#### Exercise brief:
Copy out the lines beginning at the one with "Output a JSON" and ending at the last line of the data, both included; pictures stay out.

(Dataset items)

Start of Block

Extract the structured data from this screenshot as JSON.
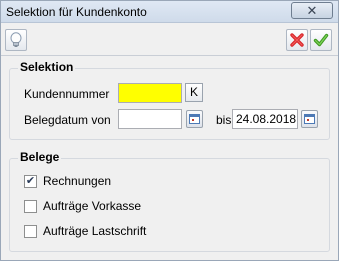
{
  "window": {
    "title": "Selektion für Kundenkonto",
    "close_glyph": "✕"
  },
  "toolbar": {
    "hint_icon": "lightbulb-icon",
    "cancel_icon": "red-x-icon",
    "ok_icon": "green-check-icon"
  },
  "selektion": {
    "title": "Selektion",
    "kundennummer_label": "Kundennummer",
    "kundennummer_value": "",
    "kundennummer_color": "#ffff00",
    "k_button_label": "K",
    "belegdatum_label": "Belegdatum von",
    "belegdatum_von_value": "",
    "bis_label": "bis",
    "belegdatum_bis_value": "24.08.2018"
  },
  "belege": {
    "title": "Belege",
    "items": [
      {
        "label": "Rechnungen",
        "checked": true
      },
      {
        "label": "Aufträge Vorkasse",
        "checked": false
      },
      {
        "label": "Aufträge Lastschrift",
        "checked": false
      }
    ]
  }
}
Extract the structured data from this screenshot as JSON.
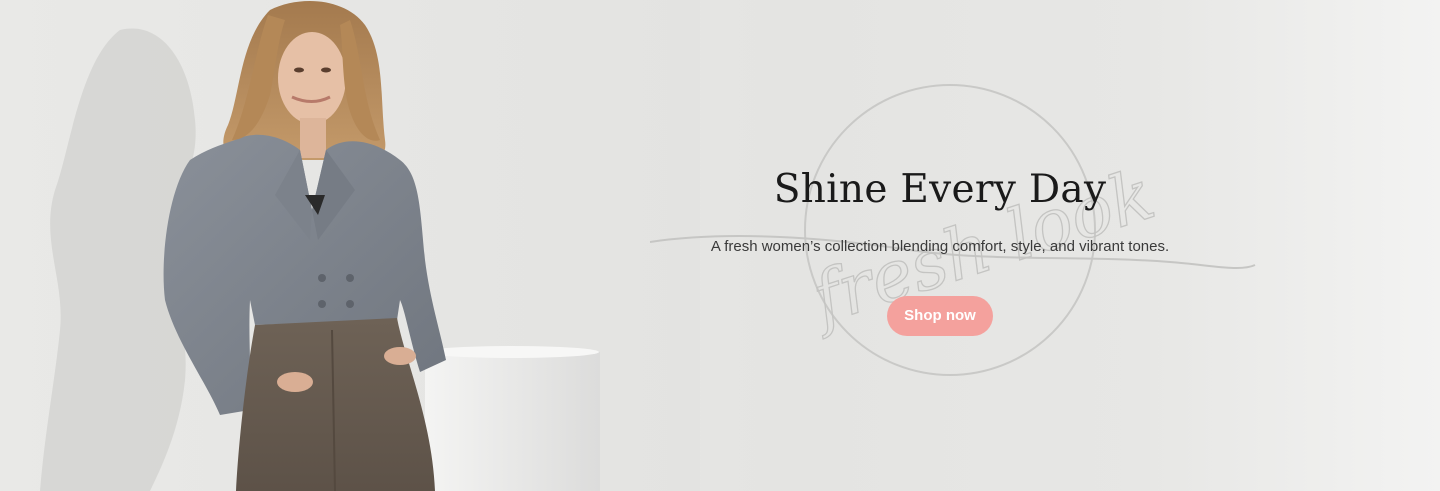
{
  "hero": {
    "title": "Shine Every Day",
    "subtitle": "A fresh women’s collection blending comfort, style, and vibrant tones.",
    "cta_label": "Shop now",
    "watermark_text": "fresh look"
  },
  "colors": {
    "cta_background": "#f4a19d",
    "cta_text": "#ffffff",
    "title_text": "#1a1a1a",
    "subtitle_text": "#3a3a3a"
  }
}
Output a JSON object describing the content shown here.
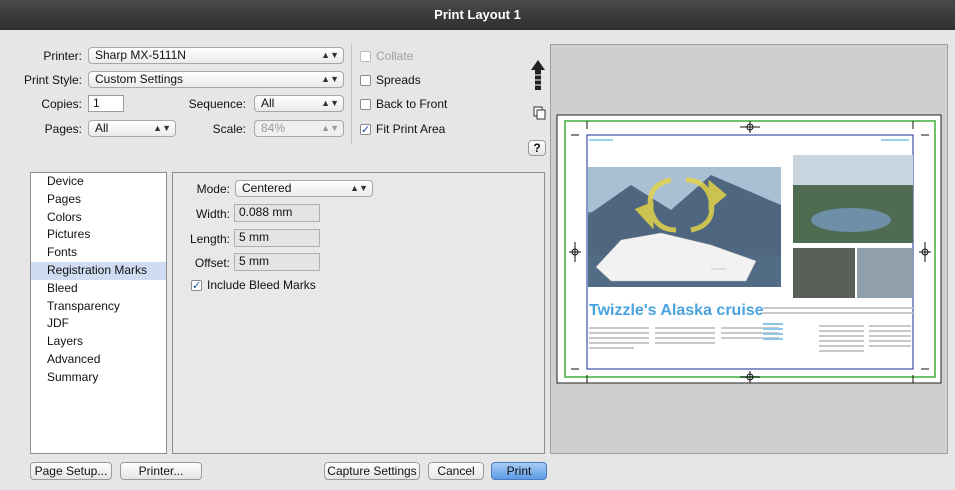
{
  "window": {
    "title": "Print Layout 1"
  },
  "printer": {
    "label": "Printer:",
    "value": "Sharp MX-5111N"
  },
  "print_style": {
    "label": "Print Style:",
    "value": "Custom Settings"
  },
  "copies": {
    "label": "Copies:",
    "value": "1"
  },
  "sequence": {
    "label": "Sequence:",
    "value": "All"
  },
  "pages": {
    "label": "Pages:",
    "value": "All"
  },
  "scale": {
    "label": "Scale:",
    "value": "84%"
  },
  "checkboxes": {
    "collate": "Collate",
    "spreads": "Spreads",
    "back_to_front": "Back to Front",
    "fit_print_area": "Fit Print Area"
  },
  "help_label": "?",
  "sidebar": {
    "items": [
      "Device",
      "Pages",
      "Colors",
      "Pictures",
      "Fonts",
      "Registration Marks",
      "Bleed",
      "Transparency",
      "JDF",
      "Layers",
      "Advanced",
      "Summary"
    ],
    "selected": "Registration Marks"
  },
  "marks": {
    "mode": {
      "label": "Mode:",
      "value": "Centered"
    },
    "width": {
      "label": "Width:",
      "value": "0.088 mm"
    },
    "length": {
      "label": "Length:",
      "value": "5 mm"
    },
    "offset": {
      "label": "Offset:",
      "value": "5 mm"
    },
    "include_bleed": "Include Bleed Marks"
  },
  "preview": {
    "headline": "Twizzle's Alaska cruise"
  },
  "buttons": {
    "page_setup": "Page Setup...",
    "printer": "Printer...",
    "capture": "Capture Settings",
    "cancel": "Cancel",
    "print": "Print"
  },
  "colors": {
    "accent": "#4a90d9",
    "selection": "#cfdcf2",
    "crop_green": "#6dc36a"
  }
}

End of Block

#### Solution:
Output a JSON object describing the content shown here.
{
  "window": {
    "title": "Print Layout 1"
  },
  "printer": {
    "label": "Printer:",
    "value": "Sharp MX-5111N"
  },
  "print_style": {
    "label": "Print Style:",
    "value": "Custom Settings"
  },
  "copies": {
    "label": "Copies:",
    "value": "1"
  },
  "sequence": {
    "label": "Sequence:",
    "value": "All"
  },
  "pages": {
    "label": "Pages:",
    "value": "All"
  },
  "scale": {
    "label": "Scale:",
    "value": "84%"
  },
  "checkboxes": {
    "collate": "Collate",
    "spreads": "Spreads",
    "back_to_front": "Back to Front",
    "fit_print_area": "Fit Print Area"
  },
  "help_label": "?",
  "sidebar": {
    "items": [
      "Device",
      "Pages",
      "Colors",
      "Pictures",
      "Fonts",
      "Registration Marks",
      "Bleed",
      "Transparency",
      "JDF",
      "Layers",
      "Advanced",
      "Summary"
    ],
    "selected": "Registration Marks"
  },
  "marks": {
    "mode": {
      "label": "Mode:",
      "value": "Centered"
    },
    "width": {
      "label": "Width:",
      "value": "0.088 mm"
    },
    "length": {
      "label": "Length:",
      "value": "5 mm"
    },
    "offset": {
      "label": "Offset:",
      "value": "5 mm"
    },
    "include_bleed": "Include Bleed Marks"
  },
  "preview": {
    "headline": "Twizzle's Alaska cruise"
  },
  "buttons": {
    "page_setup": "Page Setup...",
    "printer": "Printer...",
    "capture": "Capture Settings",
    "cancel": "Cancel",
    "print": "Print"
  },
  "colors": {
    "accent": "#4a90d9",
    "selection": "#cfdcf2",
    "crop_green": "#6dc36a"
  }
}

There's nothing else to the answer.